Segment Start: Information shown

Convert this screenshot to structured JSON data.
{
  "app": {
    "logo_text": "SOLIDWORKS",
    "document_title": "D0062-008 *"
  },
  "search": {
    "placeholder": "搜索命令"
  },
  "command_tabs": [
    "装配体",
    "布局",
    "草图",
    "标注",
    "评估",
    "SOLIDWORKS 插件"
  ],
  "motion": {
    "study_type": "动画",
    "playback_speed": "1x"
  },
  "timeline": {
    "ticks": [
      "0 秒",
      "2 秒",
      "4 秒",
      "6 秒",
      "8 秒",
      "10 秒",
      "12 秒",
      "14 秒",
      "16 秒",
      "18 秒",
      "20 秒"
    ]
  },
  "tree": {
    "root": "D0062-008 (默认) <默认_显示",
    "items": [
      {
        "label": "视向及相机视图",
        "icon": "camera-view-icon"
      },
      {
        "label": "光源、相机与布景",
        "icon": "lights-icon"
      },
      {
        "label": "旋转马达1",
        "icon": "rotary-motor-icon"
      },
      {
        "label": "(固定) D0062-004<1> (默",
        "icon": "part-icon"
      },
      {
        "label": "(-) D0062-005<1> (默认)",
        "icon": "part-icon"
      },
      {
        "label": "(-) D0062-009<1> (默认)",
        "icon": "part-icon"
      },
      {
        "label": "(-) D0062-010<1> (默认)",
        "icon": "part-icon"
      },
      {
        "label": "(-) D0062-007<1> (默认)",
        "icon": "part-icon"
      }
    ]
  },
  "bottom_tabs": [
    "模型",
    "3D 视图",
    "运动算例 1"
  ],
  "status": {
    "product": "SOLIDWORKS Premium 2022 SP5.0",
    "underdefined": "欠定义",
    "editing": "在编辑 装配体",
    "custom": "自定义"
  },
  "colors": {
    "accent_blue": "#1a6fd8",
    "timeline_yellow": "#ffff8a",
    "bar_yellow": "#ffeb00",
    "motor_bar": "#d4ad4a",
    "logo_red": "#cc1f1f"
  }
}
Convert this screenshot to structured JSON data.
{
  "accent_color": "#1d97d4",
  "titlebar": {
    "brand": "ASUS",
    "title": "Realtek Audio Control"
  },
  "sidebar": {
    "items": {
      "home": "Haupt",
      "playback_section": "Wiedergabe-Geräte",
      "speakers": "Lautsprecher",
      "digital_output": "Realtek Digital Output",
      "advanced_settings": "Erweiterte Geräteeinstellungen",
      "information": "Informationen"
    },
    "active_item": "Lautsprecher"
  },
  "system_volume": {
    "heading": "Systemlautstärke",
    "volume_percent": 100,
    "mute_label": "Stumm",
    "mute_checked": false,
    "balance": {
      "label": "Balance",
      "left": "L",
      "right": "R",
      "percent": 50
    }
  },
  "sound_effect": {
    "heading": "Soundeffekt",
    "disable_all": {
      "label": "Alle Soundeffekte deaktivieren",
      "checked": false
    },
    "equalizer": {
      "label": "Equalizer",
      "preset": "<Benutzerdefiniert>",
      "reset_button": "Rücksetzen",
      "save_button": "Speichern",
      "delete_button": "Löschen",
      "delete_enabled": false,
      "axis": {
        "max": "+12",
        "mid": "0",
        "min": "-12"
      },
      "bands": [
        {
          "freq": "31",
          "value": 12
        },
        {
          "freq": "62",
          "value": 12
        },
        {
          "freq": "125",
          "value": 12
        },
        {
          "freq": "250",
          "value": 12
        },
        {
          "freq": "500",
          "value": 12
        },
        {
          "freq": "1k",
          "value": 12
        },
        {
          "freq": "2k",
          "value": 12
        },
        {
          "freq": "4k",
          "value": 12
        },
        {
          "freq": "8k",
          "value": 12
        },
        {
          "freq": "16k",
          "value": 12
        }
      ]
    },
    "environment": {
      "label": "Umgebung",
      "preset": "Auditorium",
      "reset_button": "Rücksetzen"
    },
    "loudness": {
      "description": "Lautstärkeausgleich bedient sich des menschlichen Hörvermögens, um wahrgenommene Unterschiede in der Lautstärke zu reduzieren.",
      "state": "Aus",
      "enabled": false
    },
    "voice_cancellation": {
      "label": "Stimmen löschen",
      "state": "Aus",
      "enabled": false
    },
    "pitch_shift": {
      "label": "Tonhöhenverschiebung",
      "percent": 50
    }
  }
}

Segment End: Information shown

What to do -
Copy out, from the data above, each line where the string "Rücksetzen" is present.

Exercise output -
      "reset_button": "Rücksetzen",
      "reset_button": "Rücksetzen"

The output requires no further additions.